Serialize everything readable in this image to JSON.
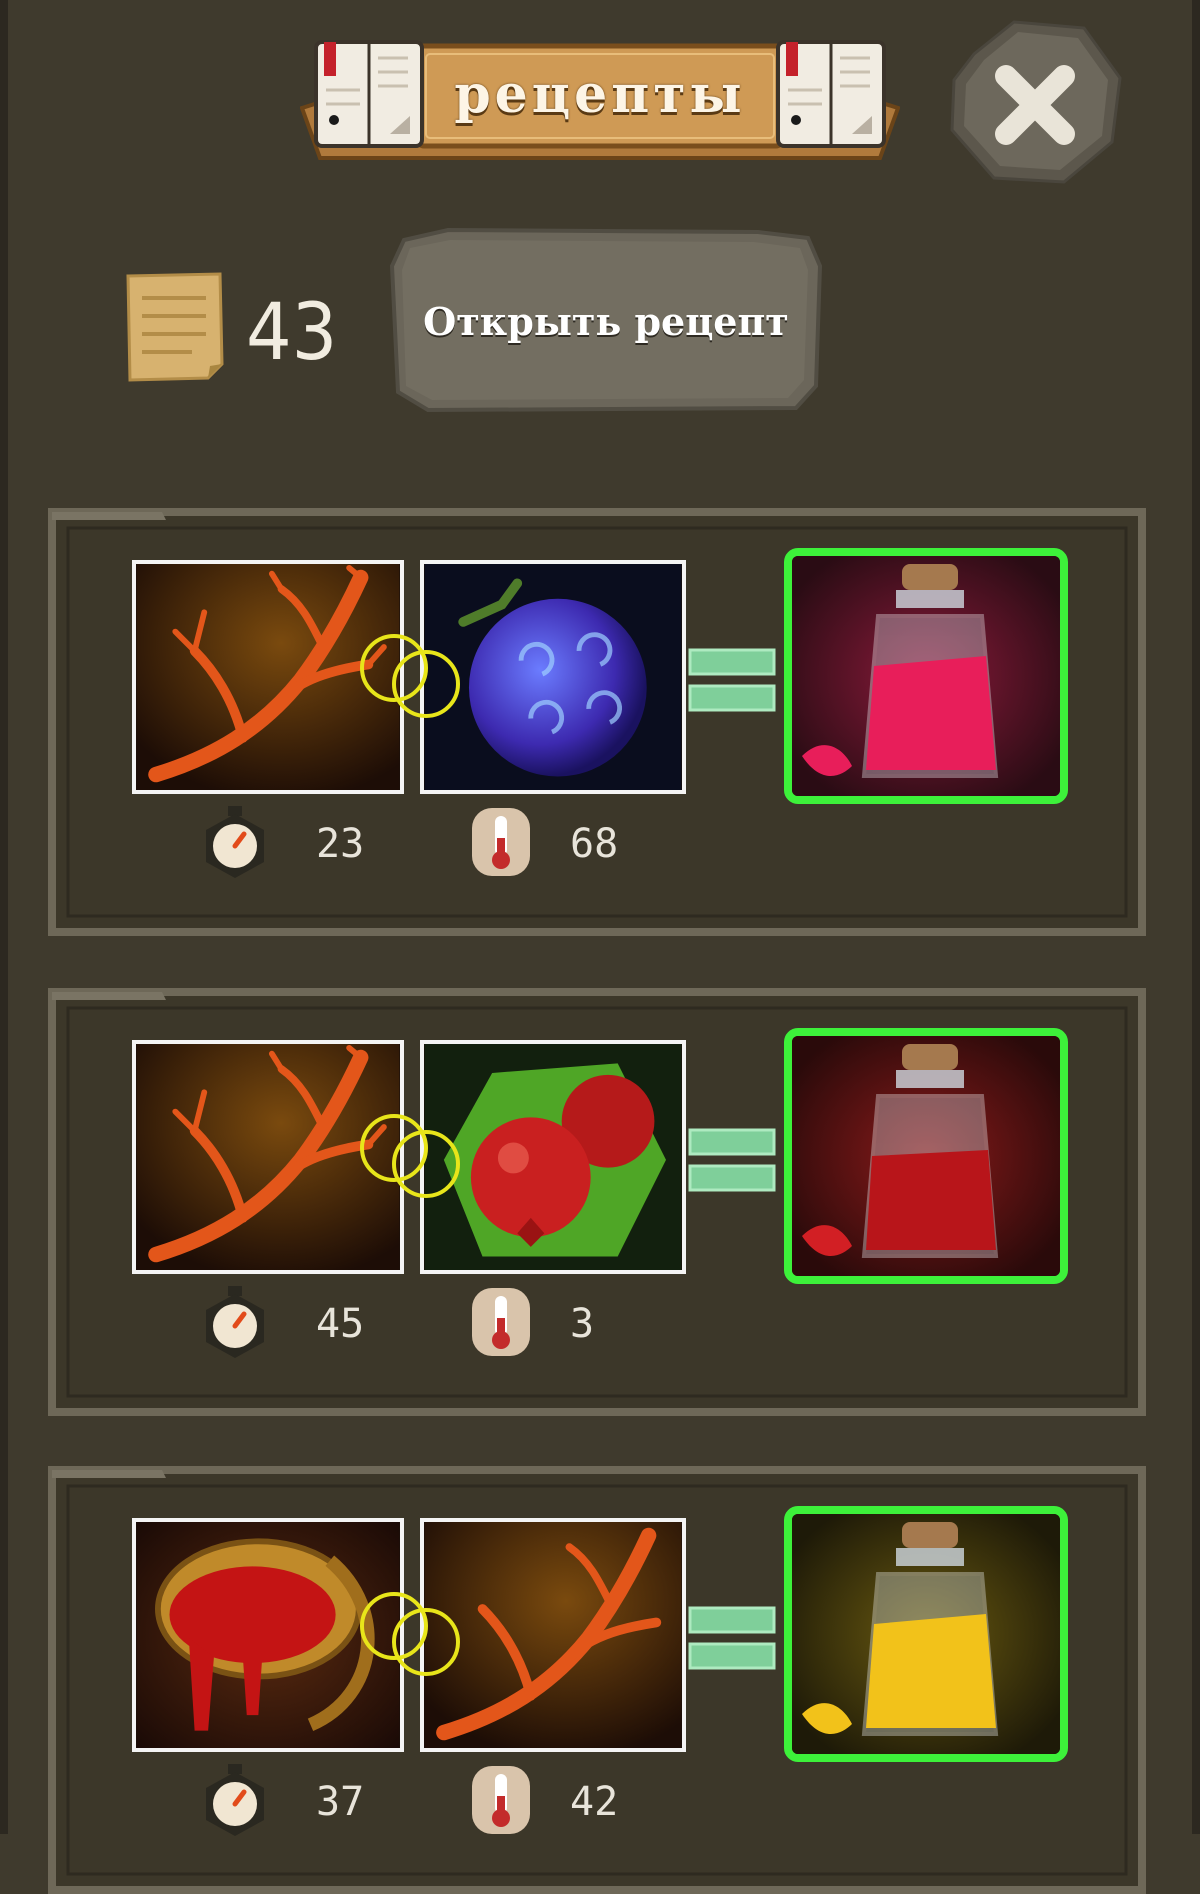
{
  "header": {
    "title": "рецепты"
  },
  "close_button": {
    "icon": "close-icon"
  },
  "scrolls": {
    "count": "43",
    "icon": "scroll-icon"
  },
  "open_recipe_button": {
    "label": "Открыть рецепт"
  },
  "colors": {
    "background": "#3f3a2d",
    "result_border": "#3df13a",
    "link_ring": "#e8e51a",
    "equals": "#7fcf9a"
  },
  "recipes": [
    {
      "ingredients": [
        "coral-branch-icon",
        "blue-swirl-fruit-icon"
      ],
      "result": "red-potion-icon",
      "time": "23",
      "temperature": "68"
    },
    {
      "ingredients": [
        "coral-branch-icon",
        "pomegranate-icon"
      ],
      "result": "dark-red-potion-icon",
      "time": "45",
      "temperature": "3"
    },
    {
      "ingredients": [
        "blood-cauldron-icon",
        "coral-branch-icon"
      ],
      "result": "yellow-potion-icon",
      "time": "37",
      "temperature": "42"
    }
  ]
}
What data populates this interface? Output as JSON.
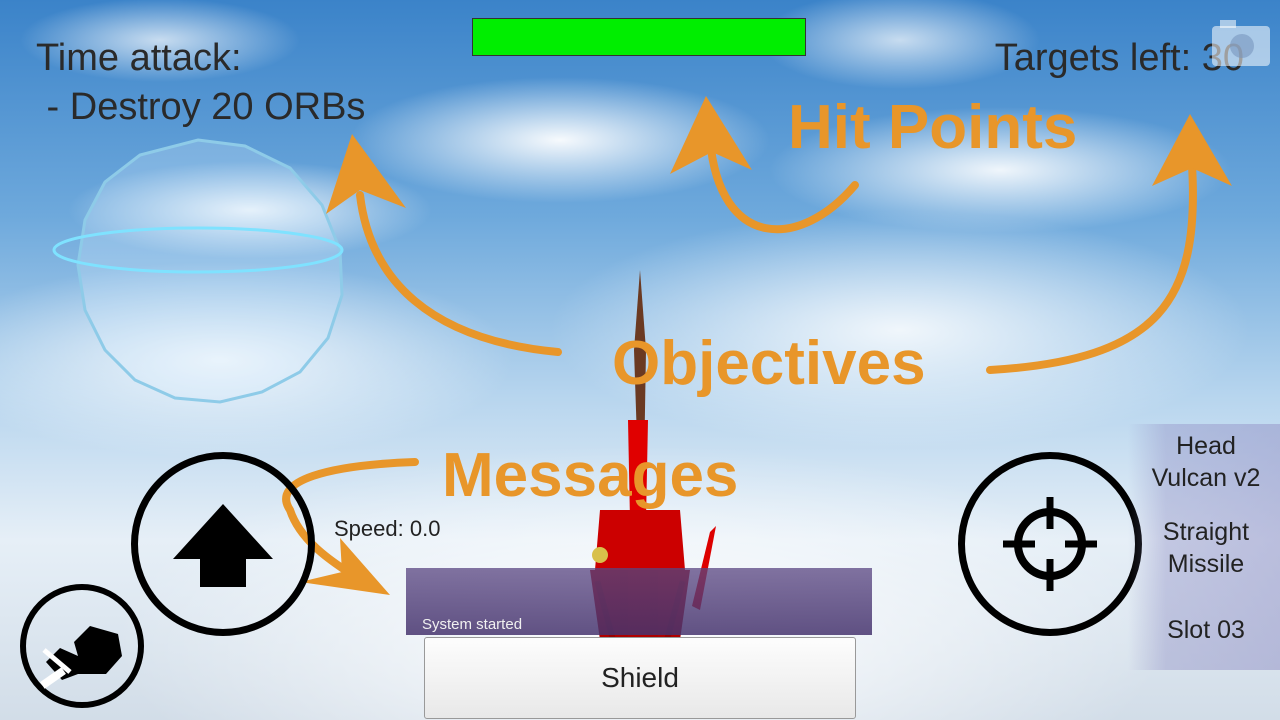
{
  "hud": {
    "objective": "Time attack:\n - Destroy 20 ORBs",
    "targets": "Targets left: 30",
    "hp_fraction": 1.0,
    "speed": "Speed: 0.0",
    "message": "System started",
    "shield_label": "Shield"
  },
  "weapons": [
    {
      "label": "Head\nVulcan v2"
    },
    {
      "label": "Straight\nMissile"
    },
    {
      "label": "Slot 03"
    }
  ],
  "annotations": {
    "hit_points": "Hit Points",
    "objectives": "Objectives",
    "messages": "Messages"
  },
  "colors": {
    "accent": "#e8962a",
    "hp_fill": "#00ee00",
    "message_panel": "#5a4682",
    "mech": "#e00000"
  },
  "icons": [
    "camera-icon",
    "up-arrow-icon",
    "crosshair-icon",
    "dock-icon"
  ]
}
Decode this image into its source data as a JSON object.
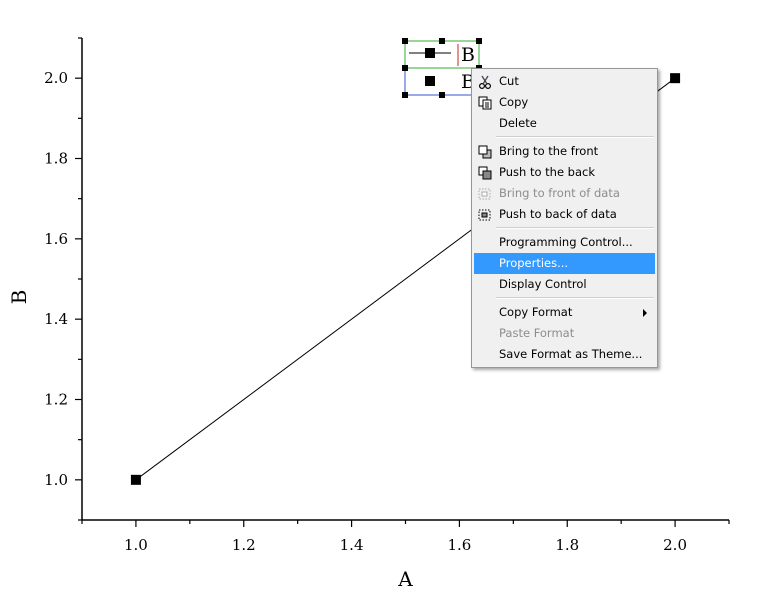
{
  "chart_data": {
    "type": "line",
    "title": "",
    "xlabel": "A",
    "ylabel": "B",
    "xlim": [
      0.9,
      2.1
    ],
    "ylim": [
      0.9,
      2.1
    ],
    "x_ticks": [
      "1.0",
      "1.2",
      "1.4",
      "1.6",
      "1.8",
      "2.0"
    ],
    "y_ticks": [
      "1.0",
      "1.2",
      "1.4",
      "1.6",
      "1.8",
      "2.0"
    ],
    "series": [
      {
        "x": [
          1.0,
          2.0
        ],
        "y": [
          1.0,
          2.0
        ],
        "marker": "square",
        "color": "#000000"
      }
    ],
    "legend": {
      "entries": [
        "B"
      ],
      "placement": "top-center"
    },
    "grid": false
  },
  "context_menu": {
    "items": [
      {
        "label": "Cut",
        "icon": "scissors-icon",
        "enabled": true
      },
      {
        "label": "Copy",
        "icon": "copy-icon",
        "enabled": true
      },
      {
        "label": "Delete",
        "icon": "",
        "enabled": true
      },
      {
        "separator": true
      },
      {
        "label": "Bring to the front",
        "icon": "bring-front-icon",
        "enabled": true
      },
      {
        "label": "Push to the back",
        "icon": "push-back-icon",
        "enabled": true
      },
      {
        "label": "Bring to front of data",
        "icon": "bring-front-data-icon",
        "enabled": false
      },
      {
        "label": "Push to back of data",
        "icon": "push-back-data-icon",
        "enabled": true
      },
      {
        "separator": true
      },
      {
        "label": "Programming Control...",
        "icon": "",
        "enabled": true
      },
      {
        "label": "Properties...",
        "icon": "",
        "enabled": true,
        "highlighted": true
      },
      {
        "label": "Display Control",
        "icon": "",
        "enabled": true
      },
      {
        "separator": true
      },
      {
        "label": "Copy Format",
        "icon": "",
        "enabled": true,
        "submenu": true
      },
      {
        "label": "Paste Format",
        "icon": "",
        "enabled": false
      },
      {
        "label": "Save Format as Theme...",
        "icon": "",
        "enabled": true
      }
    ],
    "highlight_color": "#3399ff"
  }
}
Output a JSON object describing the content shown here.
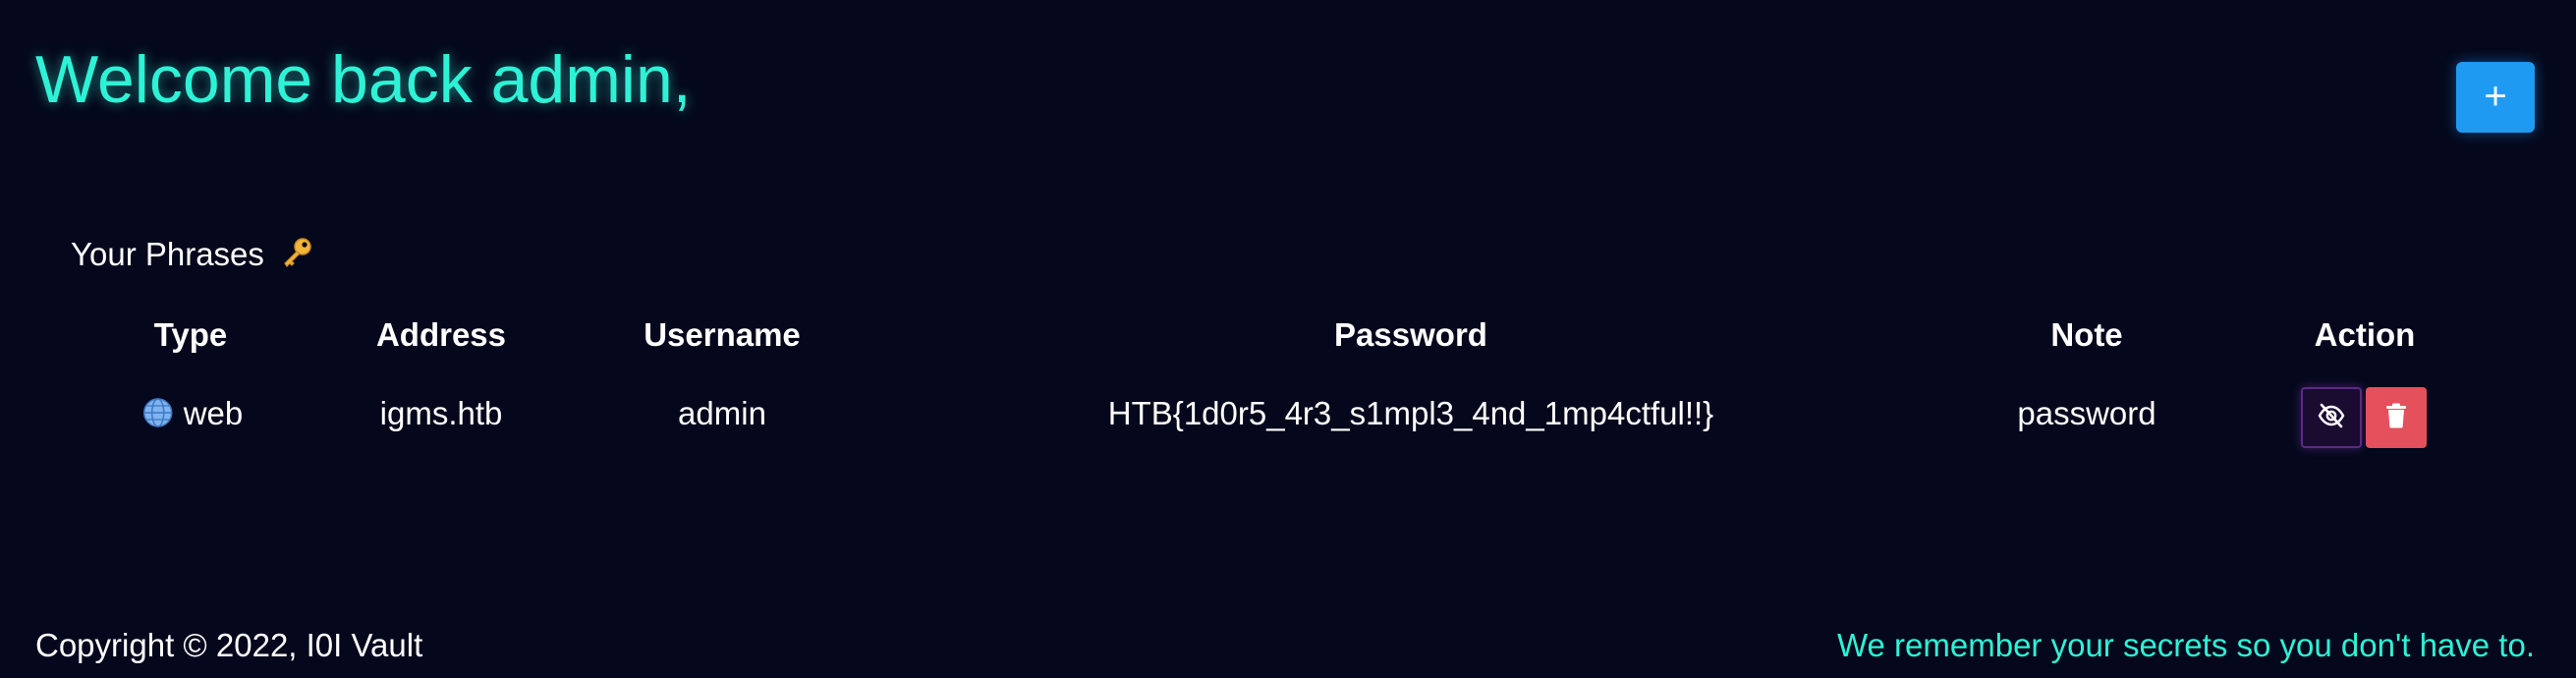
{
  "header": {
    "welcome": "Welcome back admin,",
    "add_label": "+"
  },
  "phrases": {
    "title": "Your Phrases",
    "columns": {
      "type": "Type",
      "address": "Address",
      "username": "Username",
      "password": "Password",
      "note": "Note",
      "action": "Action"
    },
    "rows": [
      {
        "type": "web",
        "type_icon": "globe-icon",
        "address": "igms.htb",
        "username": "admin",
        "password": "HTB{1d0r5_4r3_s1mpl3_4nd_1mp4ctful!!}",
        "note": "password"
      }
    ]
  },
  "footer": {
    "copyright": "Copyright © 2022, I0I Vault",
    "tagline": "We remember your secrets so you don't have to."
  },
  "colors": {
    "background": "#05081c",
    "accent": "#2ef2d6",
    "add_button": "#1e9af2",
    "delete_button": "#e4505b",
    "view_button": "#1a0b30"
  }
}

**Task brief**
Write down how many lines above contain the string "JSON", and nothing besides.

**Finished exercise**
4